The one-off tax will be €200 for cars emitting between 161g and 165g of CO2 per kilometre, such as the Opel Zafira; €750 for 166g to 200g, such as the BMW 3 Series; €1,600 for 201g to 250g, such as the Mercedes Class E; and €2,600 for more than 251g, such as the Volkswagen Touareg.
The bonus will be €200 for cars emitting between 121g and 130g, such as the Renault Mégane; €700 for 101g to 120g, such as the Renault Clio; and €1,000 for less than 101g, such as the Fiat 500.
There will be neither a tax nor a bonus for cars whose emissions are between 131g and 160g.
In a further move designed to take older vehicles off the roads, drivers will be able to claim a €300 payment from the State if they send a car at least 15 years old to the scrapyard and replace it with a small, environmentally friendly one.
A study by the French Automobile Observatory said that the move could generate 110,000 new car sales next year, boosting a market stagnating at an annual total of two million, compared with 2.4 million in Britain.
Paris said that the scheme would have no impact on public finances because the discounts would be funded by the new taxes. About 25 per cent of new vehicles fall into a category that will now be taxed – about 1 per cent at the highest rate – and about 30 per cent will be eligible for a payout, according to the Transport Ministry.
Christian Gerondeau, the chairman of the French Federation of Automobile Clubs, said: “If all the money taken off people whose cars have big engines goes to those whose cars have small engines, then we can admit that this is a step in the right direction.”
Michel Dubromel, of France Nature Environment, a federation of 3,000 green associations, said that the Government had reneged on initial pledges. “We recognise the importance of the initiative, but this is a step back from what was agreed.”

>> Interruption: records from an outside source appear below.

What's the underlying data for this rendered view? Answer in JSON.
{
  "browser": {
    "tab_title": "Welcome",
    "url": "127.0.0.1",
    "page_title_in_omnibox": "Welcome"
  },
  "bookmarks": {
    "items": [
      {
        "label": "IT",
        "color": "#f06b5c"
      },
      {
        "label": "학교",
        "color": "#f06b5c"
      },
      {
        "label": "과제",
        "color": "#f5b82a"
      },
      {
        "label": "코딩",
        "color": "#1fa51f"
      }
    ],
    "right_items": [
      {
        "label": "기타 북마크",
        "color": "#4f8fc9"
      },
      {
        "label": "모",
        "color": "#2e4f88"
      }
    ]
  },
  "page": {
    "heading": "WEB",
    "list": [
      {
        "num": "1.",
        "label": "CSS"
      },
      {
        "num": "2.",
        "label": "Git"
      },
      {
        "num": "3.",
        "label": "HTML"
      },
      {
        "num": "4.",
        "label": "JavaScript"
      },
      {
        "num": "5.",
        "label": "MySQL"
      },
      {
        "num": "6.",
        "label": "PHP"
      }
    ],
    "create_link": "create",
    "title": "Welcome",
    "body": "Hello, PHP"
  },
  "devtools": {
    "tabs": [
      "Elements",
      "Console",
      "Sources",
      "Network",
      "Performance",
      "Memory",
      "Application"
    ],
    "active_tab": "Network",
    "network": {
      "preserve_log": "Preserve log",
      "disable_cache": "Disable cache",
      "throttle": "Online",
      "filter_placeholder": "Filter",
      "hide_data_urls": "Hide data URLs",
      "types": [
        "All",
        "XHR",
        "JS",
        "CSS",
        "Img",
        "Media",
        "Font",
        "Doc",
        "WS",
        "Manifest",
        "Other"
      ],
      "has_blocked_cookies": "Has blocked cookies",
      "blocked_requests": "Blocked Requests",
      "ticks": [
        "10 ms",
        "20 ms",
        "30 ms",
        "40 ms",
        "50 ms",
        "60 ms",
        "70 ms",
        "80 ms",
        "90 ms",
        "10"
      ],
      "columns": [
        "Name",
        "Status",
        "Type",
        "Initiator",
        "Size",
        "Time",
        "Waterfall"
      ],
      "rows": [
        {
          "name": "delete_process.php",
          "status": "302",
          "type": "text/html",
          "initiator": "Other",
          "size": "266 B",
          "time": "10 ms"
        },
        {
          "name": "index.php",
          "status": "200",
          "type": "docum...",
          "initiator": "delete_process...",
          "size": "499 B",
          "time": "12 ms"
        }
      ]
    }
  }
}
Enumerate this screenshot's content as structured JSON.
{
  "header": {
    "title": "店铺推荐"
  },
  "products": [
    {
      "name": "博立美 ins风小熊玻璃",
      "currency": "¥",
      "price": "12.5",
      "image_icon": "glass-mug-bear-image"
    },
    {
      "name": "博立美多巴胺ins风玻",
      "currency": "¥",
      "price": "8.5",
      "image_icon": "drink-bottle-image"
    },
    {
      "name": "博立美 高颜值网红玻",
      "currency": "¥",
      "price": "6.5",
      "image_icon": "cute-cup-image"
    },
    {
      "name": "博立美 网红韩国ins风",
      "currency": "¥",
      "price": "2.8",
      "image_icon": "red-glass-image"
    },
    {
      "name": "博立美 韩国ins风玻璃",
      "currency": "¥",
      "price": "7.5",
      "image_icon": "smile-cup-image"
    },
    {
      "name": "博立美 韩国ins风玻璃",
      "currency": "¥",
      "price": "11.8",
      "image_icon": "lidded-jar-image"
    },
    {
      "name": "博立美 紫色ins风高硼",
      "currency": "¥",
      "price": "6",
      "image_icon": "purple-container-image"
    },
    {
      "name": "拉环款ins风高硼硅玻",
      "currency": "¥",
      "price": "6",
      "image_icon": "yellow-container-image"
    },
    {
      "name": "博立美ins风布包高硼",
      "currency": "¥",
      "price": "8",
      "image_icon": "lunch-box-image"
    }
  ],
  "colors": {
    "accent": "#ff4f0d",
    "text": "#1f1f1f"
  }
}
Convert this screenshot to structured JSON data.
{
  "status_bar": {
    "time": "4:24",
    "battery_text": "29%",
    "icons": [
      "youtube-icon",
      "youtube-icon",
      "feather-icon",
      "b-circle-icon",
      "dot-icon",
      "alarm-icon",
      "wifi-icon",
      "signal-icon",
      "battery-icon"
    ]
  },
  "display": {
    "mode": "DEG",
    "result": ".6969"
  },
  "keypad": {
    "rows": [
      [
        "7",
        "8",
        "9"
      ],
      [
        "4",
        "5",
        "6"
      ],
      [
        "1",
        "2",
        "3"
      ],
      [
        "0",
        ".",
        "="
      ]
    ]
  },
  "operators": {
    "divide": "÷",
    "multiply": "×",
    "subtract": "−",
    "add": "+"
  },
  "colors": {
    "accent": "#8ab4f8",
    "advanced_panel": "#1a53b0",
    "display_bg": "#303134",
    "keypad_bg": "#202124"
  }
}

However, the French press said that the fiercest opposition could come from Brussels amid fears that the scheme could distort competition.